      A short retrospection of the worst fires in tall buildings in the world history was made and therefore the importance of the problem was shown clearly.
      Two innovative practices from Hong Kong for better fire safety environment in tall buildings were shown – refuge floors and sky bridges. The first option provides a safety and fire proof place in different levels of the tall building. The second option represents bridges in different levels between two tall buildings which provide an opportunity for evacuation direction not only downstairs, like in “normal situation” in case of fire, but also upstairs, using the sky bridge and then going downstairs and evacuation from the next tall building. Conclusions for Bulgarian fire safety requirements in the field of tall buildings were made.
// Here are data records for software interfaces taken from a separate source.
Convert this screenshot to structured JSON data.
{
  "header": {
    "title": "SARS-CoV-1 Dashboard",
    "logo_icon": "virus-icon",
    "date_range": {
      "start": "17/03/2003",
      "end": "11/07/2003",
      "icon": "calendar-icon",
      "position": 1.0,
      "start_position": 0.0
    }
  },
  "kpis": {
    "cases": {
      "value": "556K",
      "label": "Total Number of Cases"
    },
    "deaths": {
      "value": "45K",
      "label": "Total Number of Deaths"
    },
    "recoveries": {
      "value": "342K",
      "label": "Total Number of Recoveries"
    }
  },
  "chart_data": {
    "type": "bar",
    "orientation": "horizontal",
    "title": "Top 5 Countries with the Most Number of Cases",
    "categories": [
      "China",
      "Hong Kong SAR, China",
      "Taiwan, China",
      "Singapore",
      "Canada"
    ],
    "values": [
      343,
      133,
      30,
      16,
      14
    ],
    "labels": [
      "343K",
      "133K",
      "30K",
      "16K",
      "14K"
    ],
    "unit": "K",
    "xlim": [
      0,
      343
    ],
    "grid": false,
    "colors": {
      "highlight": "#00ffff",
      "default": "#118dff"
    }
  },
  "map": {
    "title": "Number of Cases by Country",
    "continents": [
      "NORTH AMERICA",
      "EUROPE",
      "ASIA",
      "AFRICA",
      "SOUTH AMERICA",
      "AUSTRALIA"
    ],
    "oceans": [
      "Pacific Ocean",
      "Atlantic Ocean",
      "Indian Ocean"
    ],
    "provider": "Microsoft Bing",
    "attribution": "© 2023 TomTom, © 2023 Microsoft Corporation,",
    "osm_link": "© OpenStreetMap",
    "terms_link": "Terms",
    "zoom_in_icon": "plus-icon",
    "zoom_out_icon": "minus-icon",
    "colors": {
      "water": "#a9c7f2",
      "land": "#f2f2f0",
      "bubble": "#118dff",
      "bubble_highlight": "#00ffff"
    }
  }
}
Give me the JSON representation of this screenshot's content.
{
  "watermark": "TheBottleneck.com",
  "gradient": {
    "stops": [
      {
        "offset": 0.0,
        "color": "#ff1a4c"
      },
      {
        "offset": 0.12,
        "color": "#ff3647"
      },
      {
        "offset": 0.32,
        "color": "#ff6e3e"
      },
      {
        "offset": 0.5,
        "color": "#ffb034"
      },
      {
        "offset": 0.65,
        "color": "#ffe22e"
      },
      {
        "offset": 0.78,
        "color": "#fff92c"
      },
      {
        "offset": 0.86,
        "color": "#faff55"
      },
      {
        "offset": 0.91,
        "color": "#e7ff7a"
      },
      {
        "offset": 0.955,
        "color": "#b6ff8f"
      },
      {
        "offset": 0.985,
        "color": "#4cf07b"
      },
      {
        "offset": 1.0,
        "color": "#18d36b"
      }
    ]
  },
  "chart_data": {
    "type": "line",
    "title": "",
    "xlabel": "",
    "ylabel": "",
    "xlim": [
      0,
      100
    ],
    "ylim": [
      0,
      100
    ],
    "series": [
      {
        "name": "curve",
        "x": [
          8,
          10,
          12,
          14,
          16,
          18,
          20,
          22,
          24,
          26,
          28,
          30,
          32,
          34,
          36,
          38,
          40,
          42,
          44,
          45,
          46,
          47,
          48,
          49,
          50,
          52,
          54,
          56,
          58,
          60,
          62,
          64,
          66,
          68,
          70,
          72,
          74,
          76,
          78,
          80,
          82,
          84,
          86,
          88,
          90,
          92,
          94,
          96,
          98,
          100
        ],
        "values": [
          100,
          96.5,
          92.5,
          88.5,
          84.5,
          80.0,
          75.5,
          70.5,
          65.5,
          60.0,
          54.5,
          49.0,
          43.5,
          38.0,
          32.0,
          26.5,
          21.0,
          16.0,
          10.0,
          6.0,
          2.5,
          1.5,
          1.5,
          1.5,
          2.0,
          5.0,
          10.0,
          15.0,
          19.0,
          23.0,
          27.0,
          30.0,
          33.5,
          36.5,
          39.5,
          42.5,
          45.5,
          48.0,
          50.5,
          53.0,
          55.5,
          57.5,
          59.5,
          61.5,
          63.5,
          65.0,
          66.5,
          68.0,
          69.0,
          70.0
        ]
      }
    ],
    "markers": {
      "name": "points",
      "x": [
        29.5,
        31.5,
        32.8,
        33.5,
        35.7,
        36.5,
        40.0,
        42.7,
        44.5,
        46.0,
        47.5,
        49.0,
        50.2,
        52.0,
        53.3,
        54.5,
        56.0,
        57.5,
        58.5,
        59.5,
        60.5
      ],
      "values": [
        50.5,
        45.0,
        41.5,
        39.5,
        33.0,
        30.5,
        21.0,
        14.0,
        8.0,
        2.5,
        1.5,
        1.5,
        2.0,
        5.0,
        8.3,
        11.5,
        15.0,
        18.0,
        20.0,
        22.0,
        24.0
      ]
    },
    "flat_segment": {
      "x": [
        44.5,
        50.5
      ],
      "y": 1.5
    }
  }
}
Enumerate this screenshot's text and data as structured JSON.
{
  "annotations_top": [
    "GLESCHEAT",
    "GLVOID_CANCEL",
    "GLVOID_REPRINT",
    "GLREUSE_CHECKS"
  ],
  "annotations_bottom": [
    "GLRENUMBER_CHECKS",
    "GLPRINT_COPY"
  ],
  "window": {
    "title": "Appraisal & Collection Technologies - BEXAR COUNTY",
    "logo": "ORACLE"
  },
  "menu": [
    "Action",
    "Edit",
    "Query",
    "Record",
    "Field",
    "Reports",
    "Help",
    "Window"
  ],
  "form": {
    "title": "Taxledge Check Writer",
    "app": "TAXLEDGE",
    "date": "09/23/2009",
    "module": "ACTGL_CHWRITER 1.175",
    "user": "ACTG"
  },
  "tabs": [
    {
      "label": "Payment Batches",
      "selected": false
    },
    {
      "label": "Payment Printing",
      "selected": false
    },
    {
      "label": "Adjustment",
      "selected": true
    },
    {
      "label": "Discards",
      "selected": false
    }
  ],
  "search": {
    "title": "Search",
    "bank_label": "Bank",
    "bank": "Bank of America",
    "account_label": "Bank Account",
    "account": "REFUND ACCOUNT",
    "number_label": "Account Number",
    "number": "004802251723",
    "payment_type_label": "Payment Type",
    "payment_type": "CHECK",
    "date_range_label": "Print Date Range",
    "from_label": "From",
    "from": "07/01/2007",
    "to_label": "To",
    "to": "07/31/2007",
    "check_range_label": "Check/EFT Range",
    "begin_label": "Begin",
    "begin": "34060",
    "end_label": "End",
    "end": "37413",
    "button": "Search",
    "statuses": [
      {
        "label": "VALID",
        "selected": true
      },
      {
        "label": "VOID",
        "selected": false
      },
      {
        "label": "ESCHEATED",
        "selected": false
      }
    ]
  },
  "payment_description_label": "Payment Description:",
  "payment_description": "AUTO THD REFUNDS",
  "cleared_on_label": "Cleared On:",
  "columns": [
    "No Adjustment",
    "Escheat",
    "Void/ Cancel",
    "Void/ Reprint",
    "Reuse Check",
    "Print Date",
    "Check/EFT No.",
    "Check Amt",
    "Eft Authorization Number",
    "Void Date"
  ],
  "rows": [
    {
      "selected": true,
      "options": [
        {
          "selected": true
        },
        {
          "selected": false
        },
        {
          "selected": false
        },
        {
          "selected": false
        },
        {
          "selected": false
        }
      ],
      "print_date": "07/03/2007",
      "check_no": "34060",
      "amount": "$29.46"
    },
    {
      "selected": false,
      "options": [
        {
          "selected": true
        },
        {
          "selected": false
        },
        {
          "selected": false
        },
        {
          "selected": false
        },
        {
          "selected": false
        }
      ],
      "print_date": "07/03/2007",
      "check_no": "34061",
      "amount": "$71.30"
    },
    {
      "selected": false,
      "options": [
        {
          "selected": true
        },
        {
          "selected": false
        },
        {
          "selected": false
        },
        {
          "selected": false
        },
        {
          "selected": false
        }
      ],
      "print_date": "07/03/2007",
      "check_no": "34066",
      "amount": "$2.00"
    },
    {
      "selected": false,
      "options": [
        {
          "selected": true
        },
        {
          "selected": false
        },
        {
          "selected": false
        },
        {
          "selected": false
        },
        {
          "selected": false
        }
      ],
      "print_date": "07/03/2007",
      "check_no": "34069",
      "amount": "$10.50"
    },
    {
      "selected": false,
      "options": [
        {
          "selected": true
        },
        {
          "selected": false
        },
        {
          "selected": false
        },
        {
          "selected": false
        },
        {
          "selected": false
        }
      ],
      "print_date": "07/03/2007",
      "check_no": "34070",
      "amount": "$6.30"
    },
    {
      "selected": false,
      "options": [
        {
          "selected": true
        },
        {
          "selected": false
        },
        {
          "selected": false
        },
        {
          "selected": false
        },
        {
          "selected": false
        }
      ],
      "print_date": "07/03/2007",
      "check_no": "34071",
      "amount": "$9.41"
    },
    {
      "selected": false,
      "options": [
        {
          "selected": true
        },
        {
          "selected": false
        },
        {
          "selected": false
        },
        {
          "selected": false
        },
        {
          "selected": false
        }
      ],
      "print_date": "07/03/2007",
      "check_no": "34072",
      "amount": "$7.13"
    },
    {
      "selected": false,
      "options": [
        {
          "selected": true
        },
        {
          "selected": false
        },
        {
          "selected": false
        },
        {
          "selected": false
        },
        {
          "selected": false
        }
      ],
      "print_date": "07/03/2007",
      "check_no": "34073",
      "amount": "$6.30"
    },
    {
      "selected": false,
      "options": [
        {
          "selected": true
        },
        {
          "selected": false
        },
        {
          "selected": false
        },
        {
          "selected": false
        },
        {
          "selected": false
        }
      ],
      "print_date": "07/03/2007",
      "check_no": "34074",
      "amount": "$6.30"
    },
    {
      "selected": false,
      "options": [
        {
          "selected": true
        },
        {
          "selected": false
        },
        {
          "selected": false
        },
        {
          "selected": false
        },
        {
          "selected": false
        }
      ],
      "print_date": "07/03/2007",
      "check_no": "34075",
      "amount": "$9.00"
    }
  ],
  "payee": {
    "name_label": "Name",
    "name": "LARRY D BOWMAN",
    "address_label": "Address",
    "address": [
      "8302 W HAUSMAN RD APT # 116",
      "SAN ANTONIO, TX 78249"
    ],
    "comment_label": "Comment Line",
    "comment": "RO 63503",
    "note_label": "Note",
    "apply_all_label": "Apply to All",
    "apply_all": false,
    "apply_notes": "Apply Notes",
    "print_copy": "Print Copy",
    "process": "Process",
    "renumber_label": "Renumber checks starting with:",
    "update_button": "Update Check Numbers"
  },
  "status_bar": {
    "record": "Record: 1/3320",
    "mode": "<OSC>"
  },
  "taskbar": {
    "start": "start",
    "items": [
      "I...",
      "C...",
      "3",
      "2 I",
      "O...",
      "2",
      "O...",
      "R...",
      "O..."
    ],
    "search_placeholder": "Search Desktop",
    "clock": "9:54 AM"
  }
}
    • Potential of using holographic subsurface radars for mine detection

      pg(s) 43-46

      The use of holographic subsurface radars is a relatively new technology that enables the detection and recognition of non-metallic objects beneath the ground, including plastic explosives and mines with small or absent metal parts. The Moscow State Technical University (MGTU) “N.E. Bauman” has developed subsurface radars capable of registering such objects and determining their type using holographic methods for information processing. This article discusses the features and principles of operation of holographic subsurface radars. The capabilities of the radar holographic systems of the „Raskan“ family developed by the MGTU are presented with a view to their use in the research activities within a joint scientific project carried out by the MGTU and IMSETHAC “Acad. A. Balevski”- BAS. The main results achieved by MGTU in using Raskan for mine detection and recognition are summarized and analyzed